[Saved data entries]
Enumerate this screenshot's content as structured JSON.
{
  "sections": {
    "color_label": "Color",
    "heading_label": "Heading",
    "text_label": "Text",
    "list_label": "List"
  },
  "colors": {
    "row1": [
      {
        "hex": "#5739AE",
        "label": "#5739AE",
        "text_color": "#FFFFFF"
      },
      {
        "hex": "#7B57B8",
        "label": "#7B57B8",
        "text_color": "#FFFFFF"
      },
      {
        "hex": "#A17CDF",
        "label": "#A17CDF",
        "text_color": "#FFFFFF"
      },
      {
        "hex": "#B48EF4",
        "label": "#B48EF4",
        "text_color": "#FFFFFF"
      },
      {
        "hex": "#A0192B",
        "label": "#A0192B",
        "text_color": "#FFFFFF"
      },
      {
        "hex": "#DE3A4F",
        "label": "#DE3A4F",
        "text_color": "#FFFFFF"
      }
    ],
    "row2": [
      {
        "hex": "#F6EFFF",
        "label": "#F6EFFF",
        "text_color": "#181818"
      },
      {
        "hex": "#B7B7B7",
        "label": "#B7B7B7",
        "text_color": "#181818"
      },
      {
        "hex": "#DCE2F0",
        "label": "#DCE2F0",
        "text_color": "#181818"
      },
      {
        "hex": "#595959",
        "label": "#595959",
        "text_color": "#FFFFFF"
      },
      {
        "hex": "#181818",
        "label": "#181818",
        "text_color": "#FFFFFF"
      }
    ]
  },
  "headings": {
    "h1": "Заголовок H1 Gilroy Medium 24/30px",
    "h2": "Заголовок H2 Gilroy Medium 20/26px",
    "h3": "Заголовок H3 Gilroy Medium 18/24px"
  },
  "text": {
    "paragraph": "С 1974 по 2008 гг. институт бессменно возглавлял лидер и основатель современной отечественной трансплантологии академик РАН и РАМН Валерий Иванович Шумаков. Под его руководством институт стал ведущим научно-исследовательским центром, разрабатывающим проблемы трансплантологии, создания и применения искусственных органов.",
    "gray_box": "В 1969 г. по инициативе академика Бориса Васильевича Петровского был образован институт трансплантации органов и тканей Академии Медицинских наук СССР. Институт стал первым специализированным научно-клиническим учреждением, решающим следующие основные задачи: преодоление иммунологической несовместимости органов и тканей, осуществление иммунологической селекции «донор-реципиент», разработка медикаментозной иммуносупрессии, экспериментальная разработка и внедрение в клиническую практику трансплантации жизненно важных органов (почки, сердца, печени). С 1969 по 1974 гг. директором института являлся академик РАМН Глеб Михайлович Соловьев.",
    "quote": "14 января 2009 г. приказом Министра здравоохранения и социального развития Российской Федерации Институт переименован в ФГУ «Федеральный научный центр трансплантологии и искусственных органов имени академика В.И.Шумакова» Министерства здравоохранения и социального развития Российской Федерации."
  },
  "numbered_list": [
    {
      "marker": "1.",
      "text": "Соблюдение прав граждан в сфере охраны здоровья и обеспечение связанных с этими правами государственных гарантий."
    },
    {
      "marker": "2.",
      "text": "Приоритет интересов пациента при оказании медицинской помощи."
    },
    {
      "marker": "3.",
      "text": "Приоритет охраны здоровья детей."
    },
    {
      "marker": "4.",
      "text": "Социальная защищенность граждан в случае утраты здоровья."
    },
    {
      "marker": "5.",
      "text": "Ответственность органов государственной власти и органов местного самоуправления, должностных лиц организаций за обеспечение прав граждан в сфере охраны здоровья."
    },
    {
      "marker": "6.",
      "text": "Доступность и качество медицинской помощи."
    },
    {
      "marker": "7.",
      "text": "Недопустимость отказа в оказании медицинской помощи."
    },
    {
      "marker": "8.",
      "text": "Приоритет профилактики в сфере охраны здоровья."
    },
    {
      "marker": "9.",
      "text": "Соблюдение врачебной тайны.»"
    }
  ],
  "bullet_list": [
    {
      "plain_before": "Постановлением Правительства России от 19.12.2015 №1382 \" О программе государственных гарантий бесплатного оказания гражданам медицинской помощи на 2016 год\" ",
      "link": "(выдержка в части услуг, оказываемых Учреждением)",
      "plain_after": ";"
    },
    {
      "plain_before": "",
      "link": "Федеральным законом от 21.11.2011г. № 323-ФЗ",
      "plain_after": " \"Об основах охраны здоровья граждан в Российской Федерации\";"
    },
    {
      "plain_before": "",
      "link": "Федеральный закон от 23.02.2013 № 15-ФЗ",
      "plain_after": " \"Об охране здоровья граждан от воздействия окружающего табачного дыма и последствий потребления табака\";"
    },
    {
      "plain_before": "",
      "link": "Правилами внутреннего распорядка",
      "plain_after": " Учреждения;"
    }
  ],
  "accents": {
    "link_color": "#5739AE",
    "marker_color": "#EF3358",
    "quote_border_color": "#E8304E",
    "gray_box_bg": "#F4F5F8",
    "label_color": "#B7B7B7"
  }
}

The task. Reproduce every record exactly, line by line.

Task answer.
Enumerate this screenshot's content as structured JSON.
{
  "sections": {
    "color_label": "Color",
    "heading_label": "Heading",
    "text_label": "Text",
    "list_label": "List"
  },
  "colors": {
    "row1": [
      {
        "hex": "#5739AE",
        "label": "#5739AE",
        "text_color": "#FFFFFF"
      },
      {
        "hex": "#7B57B8",
        "label": "#7B57B8",
        "text_color": "#FFFFFF"
      },
      {
        "hex": "#A17CDF",
        "label": "#A17CDF",
        "text_color": "#FFFFFF"
      },
      {
        "hex": "#B48EF4",
        "label": "#B48EF4",
        "text_color": "#FFFFFF"
      },
      {
        "hex": "#A0192B",
        "label": "#A0192B",
        "text_color": "#FFFFFF"
      },
      {
        "hex": "#DE3A4F",
        "label": "#DE3A4F",
        "text_color": "#FFFFFF"
      }
    ],
    "row2": [
      {
        "hex": "#F6EFFF",
        "label": "#F6EFFF",
        "text_color": "#181818"
      },
      {
        "hex": "#B7B7B7",
        "label": "#B7B7B7",
        "text_color": "#181818"
      },
      {
        "hex": "#DCE2F0",
        "label": "#DCE2F0",
        "text_color": "#181818"
      },
      {
        "hex": "#595959",
        "label": "#595959",
        "text_color": "#FFFFFF"
      },
      {
        "hex": "#181818",
        "label": "#181818",
        "text_color": "#FFFFFF"
      }
    ]
  },
  "headings": {
    "h1": "Заголовок H1 Gilroy Medium 24/30px",
    "h2": "Заголовок H2 Gilroy Medium 20/26px",
    "h3": "Заголовок H3 Gilroy Medium 18/24px"
  },
  "text": {
    "paragraph": "С 1974 по 2008 гг. институт бессменно возглавлял лидер и основатель современной отечественной трансплантологии академик РАН и РАМН Валерий Иванович Шумаков. Под его руководством институт стал ведущим научно-исследовательским центром, разрабатывающим проблемы трансплантологии, создания и применения искусственных органов.",
    "gray_box": "В 1969 г. по инициативе академика Бориса Васильевича Петровского был образован институт трансплантации органов и тканей Академии Медицинских наук СССР. Институт стал первым специализированным научно-клиническим учреждением, решающим следующие основные задачи: преодоление иммунологической несовместимости органов и тканей, осуществление иммунологической селекции «донор-реципиент», разработка медикаментозной иммуносупрессии, экспериментальная разработка и внедрение в клиническую практику трансплантации жизненно важных органов (почки, сердца, печени). С 1969 по 1974 гг. директором института являлся академик РАМН Глеб Михайлович Соловьев.",
    "quote": "14 января 2009 г. приказом Министра здравоохранения и социального развития Российской Федерации Институт переименован в ФГУ «Федеральный научный центр трансплантологии и искусственных органов имени академика В.И.Шумакова» Министерства здравоохранения и социального развития Российской Федерации."
  },
  "numbered_list": [
    {
      "marker": "1.",
      "text": "Соблюдение прав граждан в сфере охраны здоровья и обеспечение связанных с этими правами государственных гарантий."
    },
    {
      "marker": "2.",
      "text": "Приоритет интересов пациента при оказании медицинской помощи."
    },
    {
      "marker": "3.",
      "text": "Приоритет охраны здоровья детей."
    },
    {
      "marker": "4.",
      "text": "Социальная защищенность граждан в случае утраты здоровья."
    },
    {
      "marker": "5.",
      "text": "Ответственность органов государственной власти и органов местного самоуправления, должностных лиц организаций за обеспечение прав граждан в сфере охраны здоровья."
    },
    {
      "marker": "6.",
      "text": "Доступность и качество медицинской помощи."
    },
    {
      "marker": "7.",
      "text": "Недопустимость отказа в оказании медицинской помощи."
    },
    {
      "marker": "8.",
      "text": "Приоритет профилактики в сфере охраны здоровья."
    },
    {
      "marker": "9.",
      "text": "Соблюдение врачебной тайны.»"
    }
  ],
  "bullet_list": [
    {
      "plain_before": "Постановлением Правительства России от 19.12.2015 №1382 \" О программе государственных гарантий бесплатного оказания гражданам медицинской помощи на 2016 год\" ",
      "link": "(выдержка в части услуг, оказываемых Учреждением)",
      "plain_after": ";"
    },
    {
      "plain_before": "",
      "link": "Федеральным законом от 21.11.2011г. № 323-ФЗ",
      "plain_after": " \"Об основах охраны здоровья граждан в Российской Федерации\";"
    },
    {
      "plain_before": "",
      "link": "Федеральный закон от 23.02.2013 № 15-ФЗ",
      "plain_after": " \"Об охране здоровья граждан от воздействия окружающего табачного дыма и последствий потребления табака\";"
    },
    {
      "plain_before": "",
      "link": "Правилами внутреннего распорядка",
      "plain_after": " Учреждения;"
    }
  ],
  "accents": {
    "link_color": "#5739AE",
    "marker_color": "#EF3358",
    "quote_border_color": "#E8304E",
    "gray_box_bg": "#F4F5F8",
    "label_color": "#B7B7B7"
  }
}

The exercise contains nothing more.